When a line in the entries contains the word "icon", copy that line in full.

-=-=-

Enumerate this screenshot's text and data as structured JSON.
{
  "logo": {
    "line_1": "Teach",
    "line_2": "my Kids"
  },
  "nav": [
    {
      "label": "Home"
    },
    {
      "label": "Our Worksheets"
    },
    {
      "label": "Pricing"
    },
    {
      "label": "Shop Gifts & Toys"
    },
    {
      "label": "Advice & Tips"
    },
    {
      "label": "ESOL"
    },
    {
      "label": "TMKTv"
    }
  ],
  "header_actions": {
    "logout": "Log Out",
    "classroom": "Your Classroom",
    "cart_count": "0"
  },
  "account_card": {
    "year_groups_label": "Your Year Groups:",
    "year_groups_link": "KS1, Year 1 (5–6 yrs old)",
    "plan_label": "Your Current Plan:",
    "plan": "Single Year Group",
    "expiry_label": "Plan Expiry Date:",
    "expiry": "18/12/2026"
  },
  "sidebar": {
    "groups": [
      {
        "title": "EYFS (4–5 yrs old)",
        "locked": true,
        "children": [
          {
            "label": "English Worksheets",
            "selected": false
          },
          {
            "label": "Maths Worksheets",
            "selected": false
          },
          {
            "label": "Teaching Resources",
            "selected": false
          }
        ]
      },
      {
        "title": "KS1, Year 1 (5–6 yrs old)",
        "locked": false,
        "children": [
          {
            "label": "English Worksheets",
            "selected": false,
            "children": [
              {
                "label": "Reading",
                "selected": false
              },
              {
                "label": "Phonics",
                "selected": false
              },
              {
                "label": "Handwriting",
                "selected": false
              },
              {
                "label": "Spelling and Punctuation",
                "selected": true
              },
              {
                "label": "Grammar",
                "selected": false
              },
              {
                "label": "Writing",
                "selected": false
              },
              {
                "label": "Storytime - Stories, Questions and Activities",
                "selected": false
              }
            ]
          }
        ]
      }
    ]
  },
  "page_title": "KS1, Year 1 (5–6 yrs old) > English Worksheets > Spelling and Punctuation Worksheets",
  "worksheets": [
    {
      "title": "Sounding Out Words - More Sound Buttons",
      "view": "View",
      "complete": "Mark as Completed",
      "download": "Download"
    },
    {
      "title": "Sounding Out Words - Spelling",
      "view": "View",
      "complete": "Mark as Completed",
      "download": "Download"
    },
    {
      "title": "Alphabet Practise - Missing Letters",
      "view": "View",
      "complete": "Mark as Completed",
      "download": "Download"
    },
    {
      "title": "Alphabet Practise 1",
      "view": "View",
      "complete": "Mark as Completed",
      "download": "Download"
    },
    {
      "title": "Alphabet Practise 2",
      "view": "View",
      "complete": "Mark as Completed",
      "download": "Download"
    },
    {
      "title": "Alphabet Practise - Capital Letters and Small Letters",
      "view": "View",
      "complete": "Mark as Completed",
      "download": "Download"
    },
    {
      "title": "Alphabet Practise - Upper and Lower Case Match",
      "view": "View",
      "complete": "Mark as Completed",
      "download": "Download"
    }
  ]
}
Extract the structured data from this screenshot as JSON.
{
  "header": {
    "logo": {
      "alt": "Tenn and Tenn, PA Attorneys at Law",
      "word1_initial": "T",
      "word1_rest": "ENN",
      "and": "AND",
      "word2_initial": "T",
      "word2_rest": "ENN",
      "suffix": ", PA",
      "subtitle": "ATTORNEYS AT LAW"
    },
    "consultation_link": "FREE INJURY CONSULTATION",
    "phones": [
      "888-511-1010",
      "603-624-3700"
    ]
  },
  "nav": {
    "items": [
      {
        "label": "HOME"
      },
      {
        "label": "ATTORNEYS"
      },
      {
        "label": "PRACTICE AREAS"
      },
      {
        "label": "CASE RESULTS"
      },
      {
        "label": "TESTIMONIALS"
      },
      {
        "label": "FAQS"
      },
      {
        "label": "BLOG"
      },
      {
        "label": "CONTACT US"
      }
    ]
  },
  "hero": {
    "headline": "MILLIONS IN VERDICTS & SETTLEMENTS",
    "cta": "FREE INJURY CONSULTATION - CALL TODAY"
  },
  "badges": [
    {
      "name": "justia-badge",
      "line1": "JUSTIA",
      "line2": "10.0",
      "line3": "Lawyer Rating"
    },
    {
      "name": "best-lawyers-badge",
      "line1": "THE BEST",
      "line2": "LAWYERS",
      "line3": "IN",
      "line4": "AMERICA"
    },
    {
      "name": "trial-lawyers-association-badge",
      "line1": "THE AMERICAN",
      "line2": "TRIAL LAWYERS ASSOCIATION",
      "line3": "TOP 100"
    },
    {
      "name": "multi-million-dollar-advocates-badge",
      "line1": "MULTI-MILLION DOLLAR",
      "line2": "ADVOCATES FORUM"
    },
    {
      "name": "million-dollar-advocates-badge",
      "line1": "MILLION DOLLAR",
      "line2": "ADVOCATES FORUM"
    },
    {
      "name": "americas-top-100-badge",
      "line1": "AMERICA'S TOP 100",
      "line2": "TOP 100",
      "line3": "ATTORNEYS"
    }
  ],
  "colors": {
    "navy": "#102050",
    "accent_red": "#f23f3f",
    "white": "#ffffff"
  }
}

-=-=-

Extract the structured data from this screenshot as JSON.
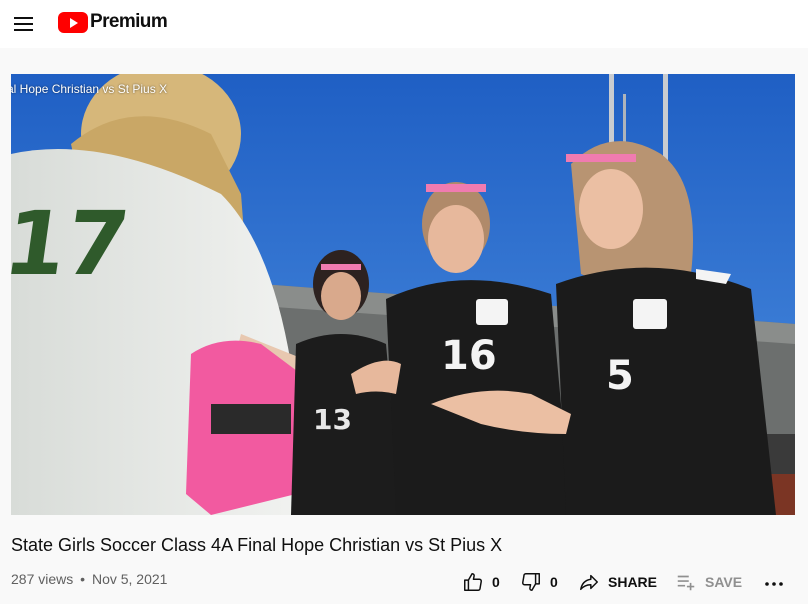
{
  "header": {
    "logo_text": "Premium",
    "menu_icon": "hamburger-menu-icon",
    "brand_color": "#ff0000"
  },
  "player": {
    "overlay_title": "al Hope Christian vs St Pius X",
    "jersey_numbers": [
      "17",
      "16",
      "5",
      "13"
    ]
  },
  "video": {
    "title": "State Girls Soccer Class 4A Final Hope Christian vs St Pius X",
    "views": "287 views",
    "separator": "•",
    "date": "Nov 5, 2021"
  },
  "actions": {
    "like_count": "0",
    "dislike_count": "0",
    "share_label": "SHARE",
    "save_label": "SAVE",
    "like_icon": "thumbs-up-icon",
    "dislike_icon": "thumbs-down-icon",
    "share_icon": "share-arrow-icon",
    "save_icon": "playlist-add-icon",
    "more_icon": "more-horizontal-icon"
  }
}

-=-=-

### Result
    "menu_icon": "hamburger-menu-icon",
    "like_icon": "thumbs-up-icon",
    "dislike_icon": "thumbs-down-icon",
    "share_icon": "share-arrow-icon",
    "save_icon": "playlist-add-icon",
    "more_icon": "more-horizontal-icon"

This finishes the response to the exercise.